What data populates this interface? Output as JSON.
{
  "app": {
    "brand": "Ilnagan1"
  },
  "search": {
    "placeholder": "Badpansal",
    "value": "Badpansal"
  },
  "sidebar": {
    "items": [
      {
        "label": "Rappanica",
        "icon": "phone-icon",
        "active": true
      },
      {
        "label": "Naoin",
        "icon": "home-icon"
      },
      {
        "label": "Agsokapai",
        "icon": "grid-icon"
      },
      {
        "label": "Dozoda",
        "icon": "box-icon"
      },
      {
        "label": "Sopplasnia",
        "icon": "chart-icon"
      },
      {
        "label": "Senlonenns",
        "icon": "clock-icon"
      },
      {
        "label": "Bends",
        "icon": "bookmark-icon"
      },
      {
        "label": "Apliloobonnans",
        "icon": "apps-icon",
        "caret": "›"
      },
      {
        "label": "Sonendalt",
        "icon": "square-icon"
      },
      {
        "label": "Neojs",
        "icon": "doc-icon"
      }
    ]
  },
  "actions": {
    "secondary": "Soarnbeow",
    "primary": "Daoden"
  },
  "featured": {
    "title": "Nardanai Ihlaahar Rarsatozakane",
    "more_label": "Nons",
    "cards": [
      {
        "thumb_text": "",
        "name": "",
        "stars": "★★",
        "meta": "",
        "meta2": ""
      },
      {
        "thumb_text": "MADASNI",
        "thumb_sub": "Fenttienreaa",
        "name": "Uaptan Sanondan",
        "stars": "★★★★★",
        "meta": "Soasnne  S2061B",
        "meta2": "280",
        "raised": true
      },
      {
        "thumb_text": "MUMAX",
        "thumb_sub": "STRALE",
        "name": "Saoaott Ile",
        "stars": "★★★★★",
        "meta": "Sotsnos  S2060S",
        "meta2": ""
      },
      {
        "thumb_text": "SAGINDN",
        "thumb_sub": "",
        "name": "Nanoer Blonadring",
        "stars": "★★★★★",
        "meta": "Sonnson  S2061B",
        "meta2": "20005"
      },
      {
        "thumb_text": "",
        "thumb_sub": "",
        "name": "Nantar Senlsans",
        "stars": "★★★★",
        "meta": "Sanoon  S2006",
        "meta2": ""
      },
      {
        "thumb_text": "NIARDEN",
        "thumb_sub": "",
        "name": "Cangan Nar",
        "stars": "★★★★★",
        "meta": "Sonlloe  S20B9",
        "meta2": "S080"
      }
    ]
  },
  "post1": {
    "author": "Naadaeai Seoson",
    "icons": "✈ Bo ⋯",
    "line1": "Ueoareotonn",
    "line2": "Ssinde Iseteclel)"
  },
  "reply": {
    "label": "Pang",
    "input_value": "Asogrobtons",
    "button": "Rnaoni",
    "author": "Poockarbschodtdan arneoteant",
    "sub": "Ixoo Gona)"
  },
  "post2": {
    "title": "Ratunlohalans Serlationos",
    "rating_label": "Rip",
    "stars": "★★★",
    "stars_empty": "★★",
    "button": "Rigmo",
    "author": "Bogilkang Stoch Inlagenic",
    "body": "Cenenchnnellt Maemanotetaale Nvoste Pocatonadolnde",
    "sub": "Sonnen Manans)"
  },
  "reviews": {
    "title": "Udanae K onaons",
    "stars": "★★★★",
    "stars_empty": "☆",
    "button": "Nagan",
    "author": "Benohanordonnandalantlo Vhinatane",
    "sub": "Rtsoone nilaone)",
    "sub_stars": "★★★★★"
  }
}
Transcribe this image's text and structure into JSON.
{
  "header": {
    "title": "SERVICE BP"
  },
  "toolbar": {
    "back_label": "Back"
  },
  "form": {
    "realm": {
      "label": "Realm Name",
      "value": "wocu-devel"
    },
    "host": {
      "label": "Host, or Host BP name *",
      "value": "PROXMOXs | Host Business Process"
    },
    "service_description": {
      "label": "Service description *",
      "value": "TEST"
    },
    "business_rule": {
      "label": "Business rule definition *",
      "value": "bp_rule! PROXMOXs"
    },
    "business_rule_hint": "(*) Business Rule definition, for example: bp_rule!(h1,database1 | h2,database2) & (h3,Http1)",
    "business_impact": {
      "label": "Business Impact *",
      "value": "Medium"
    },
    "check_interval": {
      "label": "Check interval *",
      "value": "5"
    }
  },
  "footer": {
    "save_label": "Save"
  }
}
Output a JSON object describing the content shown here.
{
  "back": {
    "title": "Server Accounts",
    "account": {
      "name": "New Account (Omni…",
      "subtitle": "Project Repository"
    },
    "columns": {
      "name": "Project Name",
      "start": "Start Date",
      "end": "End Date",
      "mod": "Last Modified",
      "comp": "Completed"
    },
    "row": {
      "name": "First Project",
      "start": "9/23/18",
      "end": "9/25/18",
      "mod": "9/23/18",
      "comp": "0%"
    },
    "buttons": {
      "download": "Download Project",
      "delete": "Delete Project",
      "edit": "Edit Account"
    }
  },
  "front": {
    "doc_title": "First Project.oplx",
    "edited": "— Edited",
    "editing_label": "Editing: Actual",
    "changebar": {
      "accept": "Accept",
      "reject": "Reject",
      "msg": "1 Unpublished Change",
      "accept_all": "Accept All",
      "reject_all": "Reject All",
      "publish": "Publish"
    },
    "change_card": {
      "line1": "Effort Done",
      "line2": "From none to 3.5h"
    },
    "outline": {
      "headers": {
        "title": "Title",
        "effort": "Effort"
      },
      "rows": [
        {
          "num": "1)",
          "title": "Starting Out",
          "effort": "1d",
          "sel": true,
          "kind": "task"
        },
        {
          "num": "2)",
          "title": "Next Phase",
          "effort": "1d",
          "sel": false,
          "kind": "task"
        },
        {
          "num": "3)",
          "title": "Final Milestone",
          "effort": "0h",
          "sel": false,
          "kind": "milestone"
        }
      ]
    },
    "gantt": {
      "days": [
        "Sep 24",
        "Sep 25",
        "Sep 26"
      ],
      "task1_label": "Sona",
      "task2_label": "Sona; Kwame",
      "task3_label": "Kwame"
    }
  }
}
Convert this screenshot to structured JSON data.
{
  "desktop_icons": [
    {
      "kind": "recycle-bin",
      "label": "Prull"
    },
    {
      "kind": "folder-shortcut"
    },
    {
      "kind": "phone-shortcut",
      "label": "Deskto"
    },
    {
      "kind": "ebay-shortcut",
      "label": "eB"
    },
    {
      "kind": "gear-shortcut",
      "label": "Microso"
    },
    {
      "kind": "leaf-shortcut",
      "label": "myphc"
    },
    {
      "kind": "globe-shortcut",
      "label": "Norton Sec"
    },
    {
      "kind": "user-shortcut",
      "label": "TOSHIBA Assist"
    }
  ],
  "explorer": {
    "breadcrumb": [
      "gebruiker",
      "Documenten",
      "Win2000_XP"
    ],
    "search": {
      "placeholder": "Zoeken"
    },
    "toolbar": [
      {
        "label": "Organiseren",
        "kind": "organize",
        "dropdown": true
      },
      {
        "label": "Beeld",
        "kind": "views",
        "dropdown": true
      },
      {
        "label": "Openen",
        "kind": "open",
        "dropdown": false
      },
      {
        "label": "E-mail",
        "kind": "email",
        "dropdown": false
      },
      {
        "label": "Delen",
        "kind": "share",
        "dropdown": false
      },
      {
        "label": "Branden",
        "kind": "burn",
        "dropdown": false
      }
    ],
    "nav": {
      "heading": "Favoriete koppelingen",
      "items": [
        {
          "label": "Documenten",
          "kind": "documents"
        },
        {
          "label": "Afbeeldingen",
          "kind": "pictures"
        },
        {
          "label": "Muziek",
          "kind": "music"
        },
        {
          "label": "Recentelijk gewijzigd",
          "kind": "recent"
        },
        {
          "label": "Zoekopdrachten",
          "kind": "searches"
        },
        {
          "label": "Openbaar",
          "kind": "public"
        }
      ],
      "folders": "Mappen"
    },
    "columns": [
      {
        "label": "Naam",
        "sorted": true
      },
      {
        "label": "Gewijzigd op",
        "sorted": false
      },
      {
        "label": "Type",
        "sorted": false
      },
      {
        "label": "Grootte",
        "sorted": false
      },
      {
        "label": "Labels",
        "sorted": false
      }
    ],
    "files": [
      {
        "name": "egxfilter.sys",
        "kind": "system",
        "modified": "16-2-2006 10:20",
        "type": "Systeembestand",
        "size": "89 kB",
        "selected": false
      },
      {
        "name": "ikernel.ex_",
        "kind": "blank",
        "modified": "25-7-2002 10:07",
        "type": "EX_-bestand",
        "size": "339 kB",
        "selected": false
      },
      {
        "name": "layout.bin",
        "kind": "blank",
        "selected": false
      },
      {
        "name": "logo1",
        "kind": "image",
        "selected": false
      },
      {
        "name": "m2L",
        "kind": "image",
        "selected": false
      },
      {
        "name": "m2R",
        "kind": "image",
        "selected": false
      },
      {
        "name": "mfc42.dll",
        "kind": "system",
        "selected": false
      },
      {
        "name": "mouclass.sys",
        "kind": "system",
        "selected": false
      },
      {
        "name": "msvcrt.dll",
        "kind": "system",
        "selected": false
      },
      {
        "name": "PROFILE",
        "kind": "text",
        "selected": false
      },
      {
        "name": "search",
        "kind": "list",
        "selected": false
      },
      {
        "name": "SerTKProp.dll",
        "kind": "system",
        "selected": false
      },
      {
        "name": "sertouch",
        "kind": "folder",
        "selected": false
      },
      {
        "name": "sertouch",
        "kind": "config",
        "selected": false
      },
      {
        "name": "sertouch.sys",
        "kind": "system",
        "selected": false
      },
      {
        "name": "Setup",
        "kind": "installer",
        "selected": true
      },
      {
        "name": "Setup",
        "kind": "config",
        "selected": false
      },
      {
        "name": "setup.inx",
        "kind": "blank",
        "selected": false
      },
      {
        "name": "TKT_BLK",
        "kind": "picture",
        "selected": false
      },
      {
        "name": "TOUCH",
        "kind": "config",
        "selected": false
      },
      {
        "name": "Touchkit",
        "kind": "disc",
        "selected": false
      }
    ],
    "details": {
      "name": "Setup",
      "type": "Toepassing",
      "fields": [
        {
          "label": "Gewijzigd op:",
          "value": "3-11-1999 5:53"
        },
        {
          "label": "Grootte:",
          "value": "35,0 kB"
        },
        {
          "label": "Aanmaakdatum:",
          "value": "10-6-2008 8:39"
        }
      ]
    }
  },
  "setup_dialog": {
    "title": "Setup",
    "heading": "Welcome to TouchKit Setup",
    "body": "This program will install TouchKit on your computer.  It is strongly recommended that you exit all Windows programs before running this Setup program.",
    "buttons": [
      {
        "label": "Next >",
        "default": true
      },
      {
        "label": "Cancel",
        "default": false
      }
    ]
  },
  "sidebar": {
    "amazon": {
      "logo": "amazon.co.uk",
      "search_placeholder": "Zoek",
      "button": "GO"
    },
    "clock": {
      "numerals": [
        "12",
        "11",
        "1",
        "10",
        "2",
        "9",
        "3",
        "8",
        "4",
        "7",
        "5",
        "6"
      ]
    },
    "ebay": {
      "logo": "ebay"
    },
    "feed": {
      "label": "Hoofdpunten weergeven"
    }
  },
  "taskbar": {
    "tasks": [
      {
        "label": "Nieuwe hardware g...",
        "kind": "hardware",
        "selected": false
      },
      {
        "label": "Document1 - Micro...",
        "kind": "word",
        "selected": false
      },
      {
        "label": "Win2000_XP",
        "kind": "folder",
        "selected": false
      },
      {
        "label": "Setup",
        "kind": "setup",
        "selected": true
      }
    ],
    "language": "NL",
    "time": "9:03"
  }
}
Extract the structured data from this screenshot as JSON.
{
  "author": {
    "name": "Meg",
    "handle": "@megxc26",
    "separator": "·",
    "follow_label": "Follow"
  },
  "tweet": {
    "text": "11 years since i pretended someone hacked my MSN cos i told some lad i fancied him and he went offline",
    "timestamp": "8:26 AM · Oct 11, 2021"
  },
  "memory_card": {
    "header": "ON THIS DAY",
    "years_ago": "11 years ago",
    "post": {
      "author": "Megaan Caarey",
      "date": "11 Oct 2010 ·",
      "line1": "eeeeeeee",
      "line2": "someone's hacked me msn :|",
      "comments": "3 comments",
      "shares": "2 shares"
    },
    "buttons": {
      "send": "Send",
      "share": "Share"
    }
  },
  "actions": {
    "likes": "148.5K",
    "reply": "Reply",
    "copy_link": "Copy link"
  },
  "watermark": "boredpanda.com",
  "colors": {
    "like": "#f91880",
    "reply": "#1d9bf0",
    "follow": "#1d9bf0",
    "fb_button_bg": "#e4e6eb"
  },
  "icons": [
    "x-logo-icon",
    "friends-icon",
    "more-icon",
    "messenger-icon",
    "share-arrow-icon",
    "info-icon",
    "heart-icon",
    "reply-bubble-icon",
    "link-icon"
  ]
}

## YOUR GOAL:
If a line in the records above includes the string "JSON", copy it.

## WORKED SOLUTION:
What data populates this interface? Output as JSON.
Transcribe this image's text and structure into JSON.
Output a JSON object describing the content shown here.
Convert this screenshot to structured JSON data.
Extract the structured data from this screenshot as JSON.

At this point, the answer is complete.